Page:Dictionary of National Biography volume 41.djvu/296
astronomical calculations with this appropriate verse in the title-page—
Parvum parva decent, sed inest sua gratia parvis
(Calamy and Palmer, ii. 280). While in America he married Ruth, daughter of a well-known nonconformist minister, William Ames. Oakes returned to England during the time of the Commonwealth, and obtained the living of Titchfield. Thence he was ejected in 1662. His wife died in 1669. Two years later a deputation sent over to England to find a minister for the vacant church of Cambridge in Massachusetts chose Oakes. He commenced his pastoral labours in November 1671, and soon after he became one of the governors of Harvard College. That body was in difficulties owing to the general dissatisfaction of the students with their president, Leonard Hoar [q. v.] The like feeling was in some measure shared and countenanced by certain of the governors, among them Oakes. He and other of his colleagues resigned, and, in spite of the entreaties of the general court of overseers, would not withdraw their resignation till Hoar himself vacated the presidency on 15 March 1675. The vacancy thus created was filled by the appointment of Oakes. He, however, would only accept it provisionally; but after discharging the duties of the office for four years, he in 1679 consented to accept the full appointment in form, and held it till his death on 25 July 1681. Calamy states that Oakes was noted for ‘the uncommon sweetness of his temper,’ and in New England he was greatly beloved by his congregation and popular with all who came in contact with him.
His extant writings are three sermons—two preached at the annual election of the artillery company in 1672 and 1676, and the third at the election of representatives in 1673—and a monody in English verse (Cambridge, 1677) on the death of Thomas Shepard, minister of the church in Charlestown. Mr. Tyler describes Oakes's one surviving effort in poetry as ‘not without some mechanical defects; blurred also by some patches of the prevailing theological jargon, yet upon the whole affluent, stately, pathetic; beautiful and strong with the strength of true imaginative vision.’ The praise may be somewhat exaggerated. The stateliness becomes at times cumbrous; the pathos is marred by straining after antithesis. Yet, on the whole, Oakes's power, dignity, and directness raise him far above the contemporary verse-writers of New England.
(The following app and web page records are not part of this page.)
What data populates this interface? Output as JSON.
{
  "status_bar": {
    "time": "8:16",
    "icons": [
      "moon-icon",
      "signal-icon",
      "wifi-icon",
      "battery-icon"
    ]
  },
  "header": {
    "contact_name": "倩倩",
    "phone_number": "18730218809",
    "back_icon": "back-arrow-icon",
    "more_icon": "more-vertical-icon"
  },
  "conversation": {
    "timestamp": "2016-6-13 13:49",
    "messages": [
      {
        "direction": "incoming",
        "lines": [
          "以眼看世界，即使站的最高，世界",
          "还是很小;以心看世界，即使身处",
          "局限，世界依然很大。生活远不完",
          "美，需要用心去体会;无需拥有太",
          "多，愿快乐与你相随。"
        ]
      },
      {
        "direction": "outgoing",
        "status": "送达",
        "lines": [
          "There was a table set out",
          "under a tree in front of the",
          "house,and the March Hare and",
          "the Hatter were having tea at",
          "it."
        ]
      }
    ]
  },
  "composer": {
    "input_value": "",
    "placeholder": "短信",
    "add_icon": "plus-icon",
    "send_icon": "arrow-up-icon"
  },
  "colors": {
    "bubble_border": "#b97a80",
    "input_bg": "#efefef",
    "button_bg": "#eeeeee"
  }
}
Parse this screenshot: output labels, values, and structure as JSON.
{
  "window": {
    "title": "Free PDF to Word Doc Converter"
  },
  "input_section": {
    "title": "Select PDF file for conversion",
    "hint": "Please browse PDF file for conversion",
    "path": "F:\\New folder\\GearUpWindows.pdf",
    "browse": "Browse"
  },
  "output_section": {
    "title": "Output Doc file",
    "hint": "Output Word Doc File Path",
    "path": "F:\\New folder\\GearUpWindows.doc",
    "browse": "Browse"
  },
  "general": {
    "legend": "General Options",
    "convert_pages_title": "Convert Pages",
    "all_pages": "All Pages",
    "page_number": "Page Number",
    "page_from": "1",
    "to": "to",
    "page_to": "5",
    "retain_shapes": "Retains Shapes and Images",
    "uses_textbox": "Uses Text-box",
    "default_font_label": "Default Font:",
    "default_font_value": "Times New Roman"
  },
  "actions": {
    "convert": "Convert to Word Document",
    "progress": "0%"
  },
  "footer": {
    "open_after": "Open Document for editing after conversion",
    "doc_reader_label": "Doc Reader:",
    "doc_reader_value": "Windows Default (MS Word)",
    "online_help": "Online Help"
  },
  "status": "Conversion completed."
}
Oakes stands out far more conspicuously above his contemporaries by the merits of his prose. In substance his sermons wholly break through the formalities of Calvinism; they are intensely human, alike in their treatment of moral problems and their application of scriptural precedents. The preacher is throughout a vigorous moralist, full of public spirit. The style is epigrammatic, yet free from conceits or forced antithesis, and capable of rising into real dignity and eloquence. The purity and elegance of his Latin are proved by a specimen preserved in Cotton's ‘Magnalia.’ Urian's brother
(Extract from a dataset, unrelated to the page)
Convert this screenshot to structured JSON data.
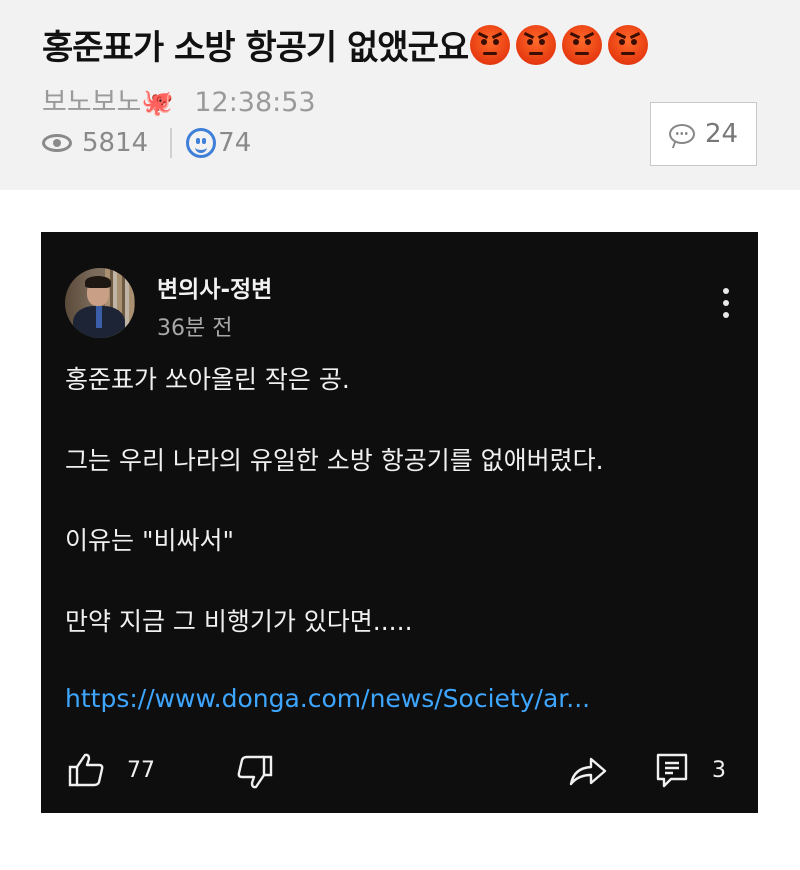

Thomas Oakes (1644–1719), speaker of the Massachusetts House of Representatives, born in Cambridge, Massachusetts, on 18 June 1644, was graduated at Harvard in 1662, subsequently studied medicine in London, and obtained some eminence as a physician. He was elected a representative after the revolution and the expulsion of Sir Edmund Andros in 1689, and was chosen speaker. In the following year he was chosen assistant. In that year he went to England with Elisha Cooke to represent the interests of the colonists in the matter of a new charter. He was again chosen speaker to the House of Representatives in 1705. He died at Easthaven in Massachusetts on 15 July 1719, leaving two sons (Hutchinson, History of Massachusetts).[Savage's Genealogical Dict. of New England; Cotton Mather's Magnalia; Tyler's History of American Literature; Holmes's History of Cambridge; Peirce's Hist. of Harvard University. pp. 44–6; Appleton's Cyclop. of American Biogr. iv. 548; Hutchinson's History of Massachusetts.]
OAKLEY, EDWARD (fl. 1732), architect, was probably a native of Carmarthenshire. He stated in 1730 that he had been a government civil servant abroad, where he had ‘long contemplated a famous republic’ (Mag. Architect. pt. ii. Pref.) Before 1725 he was residing in the town of Carmarthen, where he held the position of provincial senior grand warden of the freemasons' lodge. In 1725 he was one of the wardens of a lodge meeting at the Three Compasses (or Carpenters' Arms) in Silver Street, Golden Square, London, and there on 31 Dec. 1728, as master of the lodge, he delivered a speech, principally concerned with architecture. At the time he was described as an architect. In 1730 he was residing ‘over against Tom's Coffee House, in St. Martin's Lane.’ In 1732 he designed the greenhouses and hothouses for the Botanic Garden at Chelsea; the first stone was laid by Sir Hans Sloane on 12 Aug. 1732, and they were completed in 1734. Elevations, plans, and sections, drawn by Oakley, and engraved by B. Cole, are in the King's Library, British Museum.